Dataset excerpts
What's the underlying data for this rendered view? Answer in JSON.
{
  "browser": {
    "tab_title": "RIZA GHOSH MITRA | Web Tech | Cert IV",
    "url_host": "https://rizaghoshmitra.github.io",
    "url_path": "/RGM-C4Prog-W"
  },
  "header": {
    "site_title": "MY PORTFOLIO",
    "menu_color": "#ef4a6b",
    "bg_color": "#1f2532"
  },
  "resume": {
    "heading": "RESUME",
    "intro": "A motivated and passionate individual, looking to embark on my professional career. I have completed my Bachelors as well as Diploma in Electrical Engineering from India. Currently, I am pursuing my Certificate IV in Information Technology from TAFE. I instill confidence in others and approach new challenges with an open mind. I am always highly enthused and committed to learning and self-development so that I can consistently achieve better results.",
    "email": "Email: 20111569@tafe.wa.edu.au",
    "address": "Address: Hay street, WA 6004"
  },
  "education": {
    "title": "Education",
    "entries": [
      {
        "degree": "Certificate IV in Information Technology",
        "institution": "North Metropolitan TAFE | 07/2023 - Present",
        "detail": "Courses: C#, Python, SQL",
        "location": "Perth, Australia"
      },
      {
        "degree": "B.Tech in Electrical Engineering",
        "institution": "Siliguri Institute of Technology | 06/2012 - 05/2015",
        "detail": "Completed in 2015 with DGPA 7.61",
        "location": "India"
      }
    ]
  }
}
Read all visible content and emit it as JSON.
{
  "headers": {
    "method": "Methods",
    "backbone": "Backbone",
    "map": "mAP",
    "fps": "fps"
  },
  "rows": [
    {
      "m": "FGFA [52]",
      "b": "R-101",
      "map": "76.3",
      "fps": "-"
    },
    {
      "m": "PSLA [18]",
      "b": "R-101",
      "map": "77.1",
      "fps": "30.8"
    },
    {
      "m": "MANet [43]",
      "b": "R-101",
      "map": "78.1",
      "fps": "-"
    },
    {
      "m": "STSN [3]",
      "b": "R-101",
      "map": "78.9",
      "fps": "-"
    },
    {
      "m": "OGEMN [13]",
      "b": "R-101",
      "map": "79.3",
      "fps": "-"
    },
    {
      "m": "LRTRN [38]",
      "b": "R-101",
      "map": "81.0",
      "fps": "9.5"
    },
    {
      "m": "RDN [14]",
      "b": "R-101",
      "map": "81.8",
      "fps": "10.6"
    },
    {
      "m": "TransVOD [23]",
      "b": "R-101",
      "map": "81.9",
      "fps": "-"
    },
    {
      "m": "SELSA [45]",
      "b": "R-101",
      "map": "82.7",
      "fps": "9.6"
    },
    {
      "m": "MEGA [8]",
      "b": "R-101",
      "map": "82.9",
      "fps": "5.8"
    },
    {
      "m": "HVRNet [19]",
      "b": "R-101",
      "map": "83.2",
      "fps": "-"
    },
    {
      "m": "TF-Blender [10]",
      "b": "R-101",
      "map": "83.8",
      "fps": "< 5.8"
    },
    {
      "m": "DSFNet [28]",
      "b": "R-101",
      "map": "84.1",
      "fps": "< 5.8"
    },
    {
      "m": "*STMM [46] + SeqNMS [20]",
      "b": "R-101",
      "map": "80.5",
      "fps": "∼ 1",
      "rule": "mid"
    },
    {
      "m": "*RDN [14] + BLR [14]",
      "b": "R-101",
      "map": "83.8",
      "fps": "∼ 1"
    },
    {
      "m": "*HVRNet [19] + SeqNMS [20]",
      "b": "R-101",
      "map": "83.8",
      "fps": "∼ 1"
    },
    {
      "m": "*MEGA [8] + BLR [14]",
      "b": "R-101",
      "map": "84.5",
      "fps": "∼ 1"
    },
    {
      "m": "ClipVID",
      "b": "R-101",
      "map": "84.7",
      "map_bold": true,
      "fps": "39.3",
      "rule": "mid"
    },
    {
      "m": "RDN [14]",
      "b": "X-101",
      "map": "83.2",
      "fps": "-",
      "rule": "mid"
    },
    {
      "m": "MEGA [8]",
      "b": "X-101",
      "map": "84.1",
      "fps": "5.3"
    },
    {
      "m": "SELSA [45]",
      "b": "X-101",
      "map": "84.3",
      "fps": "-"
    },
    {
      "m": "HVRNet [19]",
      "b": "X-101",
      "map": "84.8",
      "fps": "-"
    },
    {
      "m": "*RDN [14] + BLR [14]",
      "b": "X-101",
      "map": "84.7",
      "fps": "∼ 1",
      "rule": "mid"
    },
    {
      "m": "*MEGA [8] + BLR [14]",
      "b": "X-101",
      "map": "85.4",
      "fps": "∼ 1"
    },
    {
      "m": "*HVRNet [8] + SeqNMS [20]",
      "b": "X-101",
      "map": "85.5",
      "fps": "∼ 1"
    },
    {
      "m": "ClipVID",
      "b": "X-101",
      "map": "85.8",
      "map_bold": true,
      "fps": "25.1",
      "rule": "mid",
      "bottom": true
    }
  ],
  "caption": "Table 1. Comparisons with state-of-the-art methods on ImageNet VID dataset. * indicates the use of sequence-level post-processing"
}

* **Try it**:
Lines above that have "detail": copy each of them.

* **Completed exercise**:
        "detail": "Courses: C#, Python, SQL",
        "detail": "Completed in 2015 with DGPA 7.61",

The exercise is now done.